Items from an interface collection
————

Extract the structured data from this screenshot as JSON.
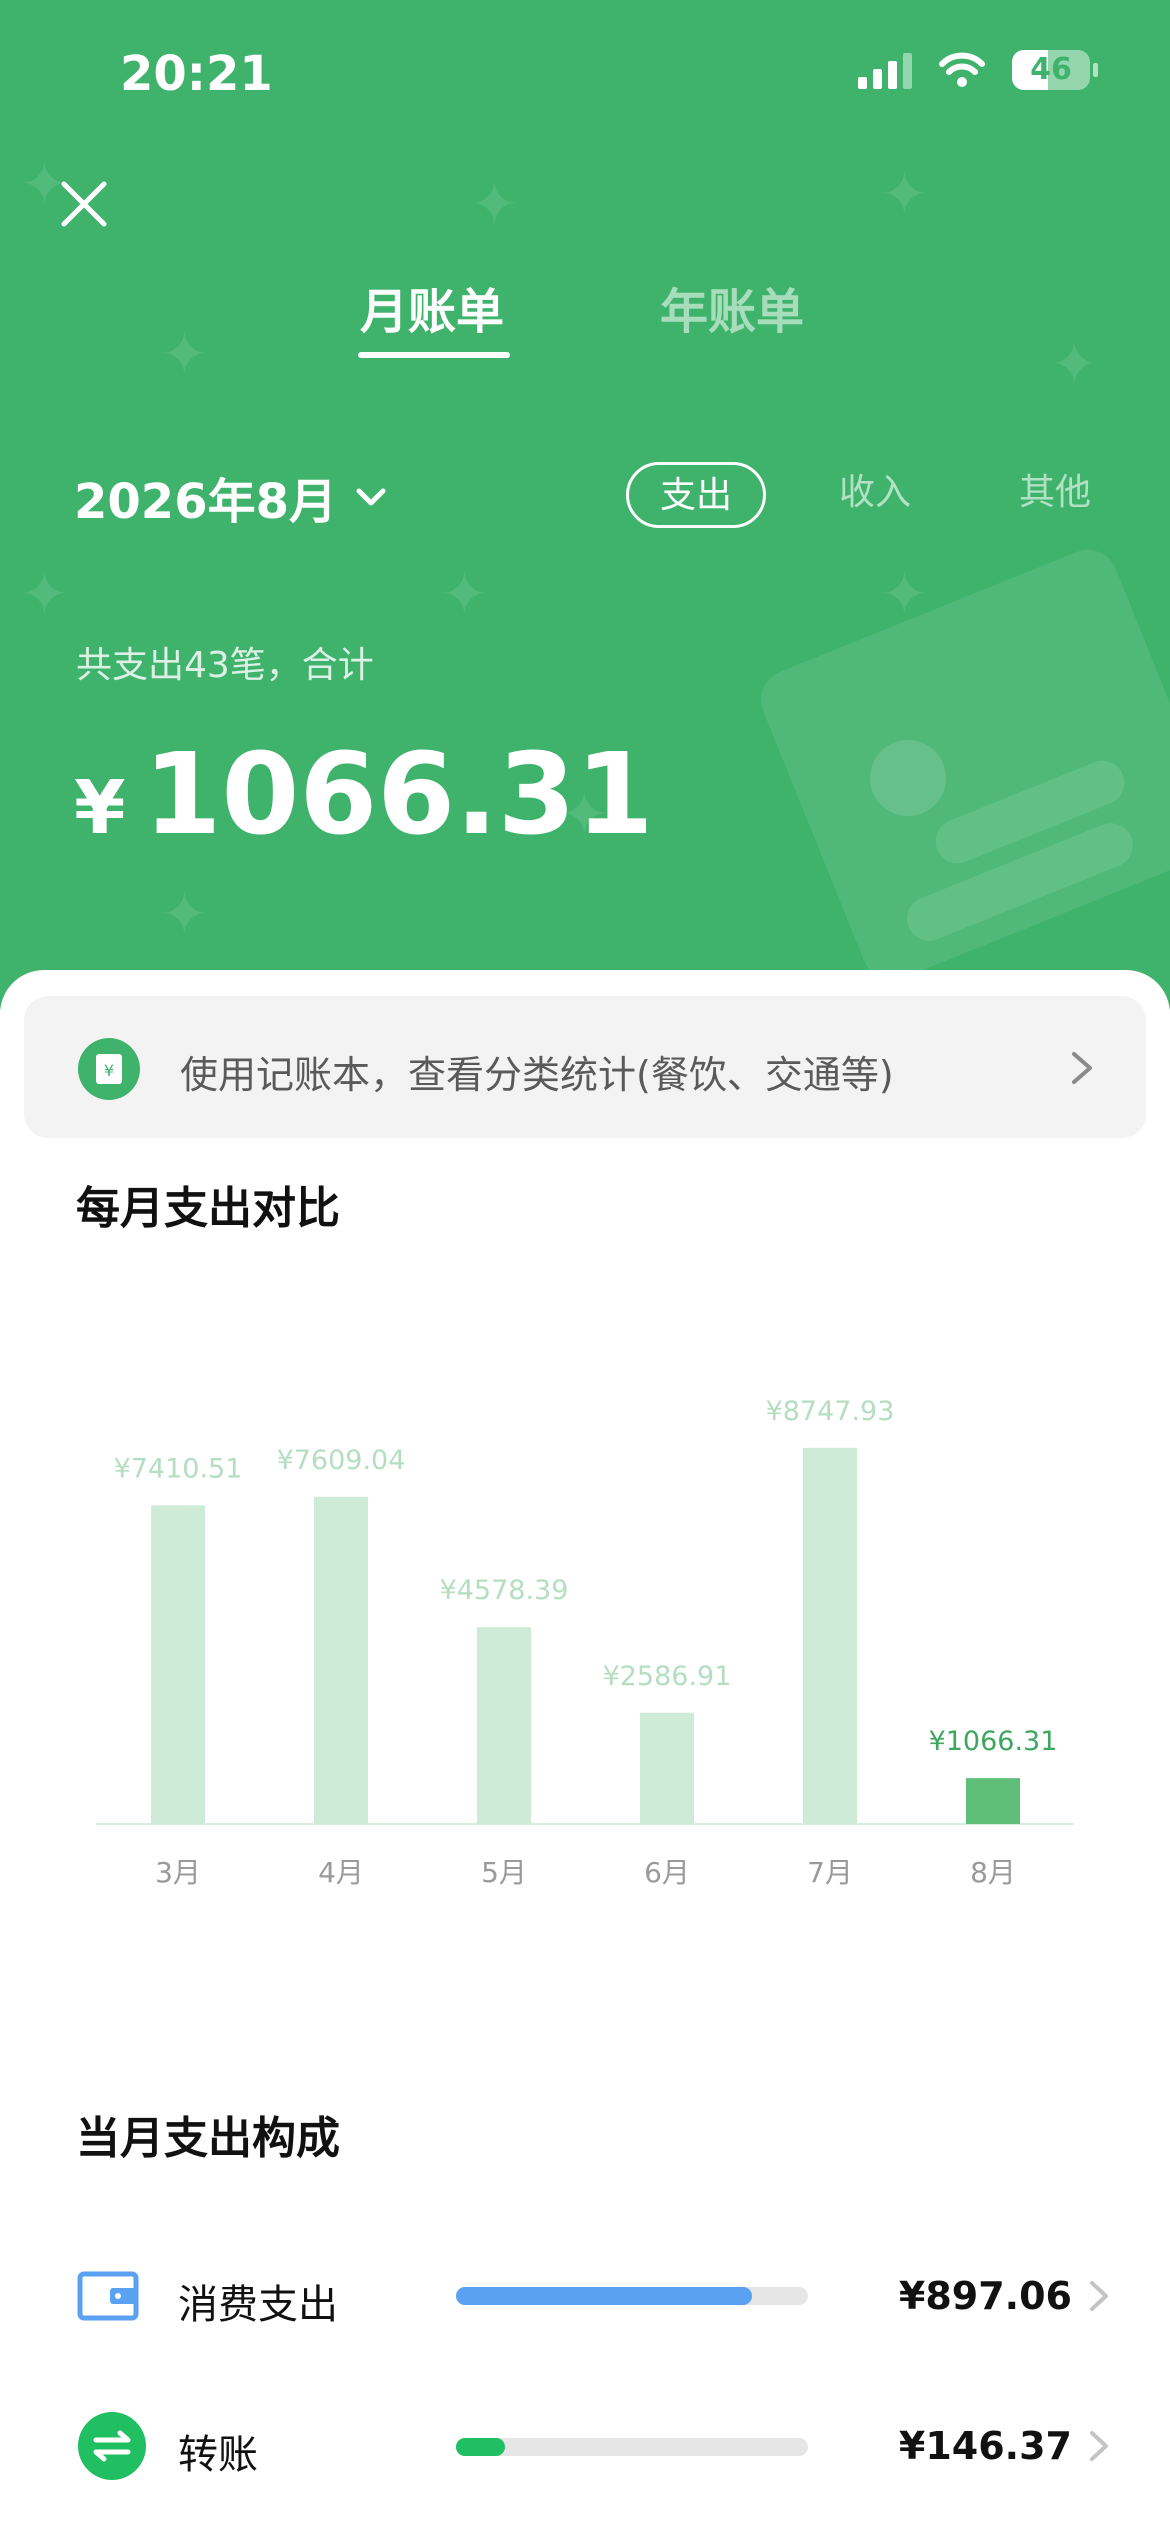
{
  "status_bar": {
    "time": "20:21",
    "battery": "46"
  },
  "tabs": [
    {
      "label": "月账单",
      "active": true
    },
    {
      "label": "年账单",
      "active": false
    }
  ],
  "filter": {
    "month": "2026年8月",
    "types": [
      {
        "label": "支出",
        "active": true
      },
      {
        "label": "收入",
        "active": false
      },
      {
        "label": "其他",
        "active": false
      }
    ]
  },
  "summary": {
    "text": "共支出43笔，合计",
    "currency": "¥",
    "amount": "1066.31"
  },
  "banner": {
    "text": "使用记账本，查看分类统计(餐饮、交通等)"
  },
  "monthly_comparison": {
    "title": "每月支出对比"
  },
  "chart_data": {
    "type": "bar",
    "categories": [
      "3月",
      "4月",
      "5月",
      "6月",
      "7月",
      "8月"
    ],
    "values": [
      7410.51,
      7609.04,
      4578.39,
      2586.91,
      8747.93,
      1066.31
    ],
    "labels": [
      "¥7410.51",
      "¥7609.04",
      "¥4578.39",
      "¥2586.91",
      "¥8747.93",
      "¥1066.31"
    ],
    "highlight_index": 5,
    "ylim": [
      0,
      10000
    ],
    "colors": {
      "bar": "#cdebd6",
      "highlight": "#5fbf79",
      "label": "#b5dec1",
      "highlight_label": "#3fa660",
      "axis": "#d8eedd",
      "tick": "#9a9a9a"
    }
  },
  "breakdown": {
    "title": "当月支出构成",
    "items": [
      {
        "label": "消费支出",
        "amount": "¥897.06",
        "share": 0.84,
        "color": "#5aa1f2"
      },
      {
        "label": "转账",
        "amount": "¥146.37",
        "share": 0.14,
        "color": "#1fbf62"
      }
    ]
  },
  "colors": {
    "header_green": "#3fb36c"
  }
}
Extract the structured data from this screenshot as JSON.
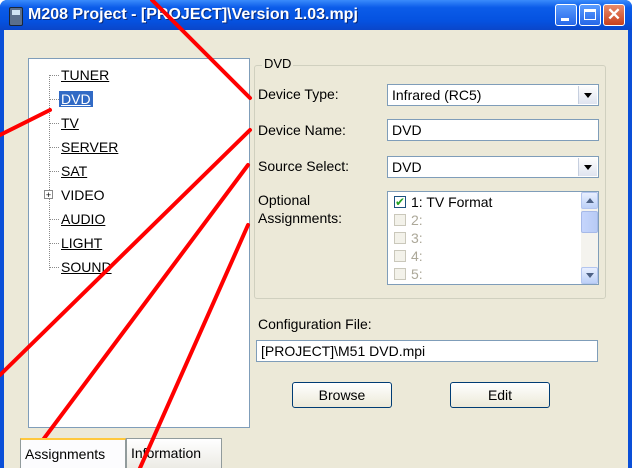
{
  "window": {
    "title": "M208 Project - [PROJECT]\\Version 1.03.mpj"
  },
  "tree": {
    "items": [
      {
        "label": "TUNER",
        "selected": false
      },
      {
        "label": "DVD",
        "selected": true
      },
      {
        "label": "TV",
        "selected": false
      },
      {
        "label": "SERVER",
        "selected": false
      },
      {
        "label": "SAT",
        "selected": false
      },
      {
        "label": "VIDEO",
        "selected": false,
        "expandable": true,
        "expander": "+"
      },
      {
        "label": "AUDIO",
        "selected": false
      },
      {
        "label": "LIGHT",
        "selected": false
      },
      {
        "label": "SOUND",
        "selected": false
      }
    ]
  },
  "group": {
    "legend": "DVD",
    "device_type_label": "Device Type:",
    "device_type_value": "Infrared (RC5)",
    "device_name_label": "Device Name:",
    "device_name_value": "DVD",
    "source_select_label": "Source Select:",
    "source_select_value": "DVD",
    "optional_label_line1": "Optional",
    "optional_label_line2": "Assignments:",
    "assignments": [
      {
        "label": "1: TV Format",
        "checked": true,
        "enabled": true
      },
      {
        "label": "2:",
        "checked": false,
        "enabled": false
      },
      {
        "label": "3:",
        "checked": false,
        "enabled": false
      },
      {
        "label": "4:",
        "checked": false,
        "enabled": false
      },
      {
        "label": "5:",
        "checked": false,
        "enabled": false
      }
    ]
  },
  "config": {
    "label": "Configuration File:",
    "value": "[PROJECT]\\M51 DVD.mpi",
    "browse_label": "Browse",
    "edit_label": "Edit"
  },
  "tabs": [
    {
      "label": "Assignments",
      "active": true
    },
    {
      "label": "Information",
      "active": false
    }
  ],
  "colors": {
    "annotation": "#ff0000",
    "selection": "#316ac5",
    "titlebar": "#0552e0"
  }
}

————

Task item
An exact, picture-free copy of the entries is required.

Result of this task
Extract the structured data from this screenshot as JSON.
{
  "status_bar": {
    "time": "20:21",
    "battery": "46"
  },
  "tabs": [
    {
      "label": "月账单",
      "active": true
    },
    {
      "label": "年账单",
      "active": false
    }
  ],
  "filter": {
    "month": "2026年8月",
    "types": [
      {
        "label": "支出",
        "active": true
      },
      {
        "label": "收入",
        "active": false
      },
      {
        "label": "其他",
        "active": false
      }
    ]
  },
  "summary": {
    "text": "共支出43笔，合计",
    "currency": "¥",
    "amount": "1066.31"
  },
  "banner": {
    "text": "使用记账本，查看分类统计(餐饮、交通等)"
  },
  "monthly_comparison": {
    "title": "每月支出对比"
  },
  "chart_data": {
    "type": "bar",
    "categories": [
      "3月",
      "4月",
      "5月",
      "6月",
      "7月",
      "8月"
    ],
    "values": [
      7410.51,
      7609.04,
      4578.39,
      2586.91,
      8747.93,
      1066.31
    ],
    "labels": [
      "¥7410.51",
      "¥7609.04",
      "¥4578.39",
      "¥2586.91",
      "¥8747.93",
      "¥1066.31"
    ],
    "highlight_index": 5,
    "ylim": [
      0,
      10000
    ],
    "colors": {
      "bar": "#cdebd6",
      "highlight": "#5fbf79",
      "label": "#b5dec1",
      "highlight_label": "#3fa660",
      "axis": "#d8eedd",
      "tick": "#9a9a9a"
    }
  },
  "breakdown": {
    "title": "当月支出构成",
    "items": [
      {
        "label": "消费支出",
        "amount": "¥897.06",
        "share": 0.84,
        "color": "#5aa1f2"
      },
      {
        "label": "转账",
        "amount": "¥146.37",
        "share": 0.14,
        "color": "#1fbf62"
      }
    ]
  },
  "colors": {
    "header_green": "#3fb36c"
  }
}
Extract the structured data from this screenshot as JSON.
{
  "window": {
    "title": "M208 Project - [PROJECT]\\Version 1.03.mpj"
  },
  "tree": {
    "items": [
      {
        "label": "TUNER",
        "selected": false
      },
      {
        "label": "DVD",
        "selected": true
      },
      {
        "label": "TV",
        "selected": false
      },
      {
        "label": "SERVER",
        "selected": false
      },
      {
        "label": "SAT",
        "selected": false
      },
      {
        "label": "VIDEO",
        "selected": false,
        "expandable": true,
        "expander": "+"
      },
      {
        "label": "AUDIO",
        "selected": false
      },
      {
        "label": "LIGHT",
        "selected": false
      },
      {
        "label": "SOUND",
        "selected": false
      }
    ]
  },
  "group": {
    "legend": "DVD",
    "device_type_label": "Device Type:",
    "device_type_value": "Infrared (RC5)",
    "device_name_label": "Device Name:",
    "device_name_value": "DVD",
    "source_select_label": "Source Select:",
    "source_select_value": "DVD",
    "optional_label_line1": "Optional",
    "optional_label_line2": "Assignments:",
    "assignments": [
      {
        "label": "1: TV Format",
        "checked": true,
        "enabled": true
      },
      {
        "label": "2:",
        "checked": false,
        "enabled": false
      },
      {
        "label": "3:",
        "checked": false,
        "enabled": false
      },
      {
        "label": "4:",
        "checked": false,
        "enabled": false
      },
      {
        "label": "5:",
        "checked": false,
        "enabled": false
      }
    ]
  },
  "config": {
    "label": "Configuration File:",
    "value": "[PROJECT]\\M51 DVD.mpi",
    "browse_label": "Browse",
    "edit_label": "Edit"
  },
  "tabs": [
    {
      "label": "Assignments",
      "active": true
    },
    {
      "label": "Information",
      "active": false
    }
  ],
  "colors": {
    "annotation": "#ff0000",
    "selection": "#316ac5",
    "titlebar": "#0552e0"
  }
}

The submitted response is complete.